### Directions:
Working through the records below, count the lines that include "strawberries". The reply is that number alone.

Dataset rows for apps and sites
• • • • • • •
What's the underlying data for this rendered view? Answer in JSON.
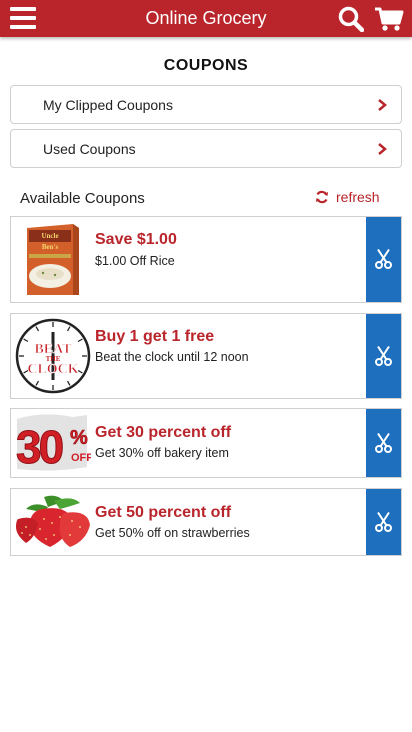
{
  "header": {
    "title": "Online Grocery",
    "menu_icon": "hamburger-menu-icon",
    "search_icon": "search-icon",
    "cart_icon": "shopping-cart-icon",
    "color": "#b9252b"
  },
  "page": {
    "title": "COUPONS"
  },
  "nav": [
    {
      "label": "My Clipped Coupons"
    },
    {
      "label": "Used Coupons"
    }
  ],
  "available": {
    "label": "Available Coupons",
    "refresh_label": "refresh"
  },
  "coupons": [
    {
      "title": "Save $1.00",
      "description": "$1.00 Off Rice",
      "image": "rice-box",
      "image_text_1": "Uncle",
      "image_text_2": "Ben's"
    },
    {
      "title": "Buy 1 get 1 free",
      "description": "Beat the clock until 12 noon",
      "image": "clock",
      "image_text_1": "BEAT",
      "image_text_2": "THE",
      "image_text_3": "CLOCK"
    },
    {
      "title": "Get 30 percent off",
      "description": "Get 30% off bakery item",
      "image": "percent-badge",
      "image_text_1": "30",
      "image_text_2": "%",
      "image_text_3": "OFF"
    },
    {
      "title": "Get 50 percent off",
      "description": "Get 50% off on strawberries",
      "image": "strawberries"
    }
  ],
  "colors": {
    "accent": "#b9252b",
    "clip_button": "#1e6fbe"
  }
}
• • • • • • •
### Exercise output:
2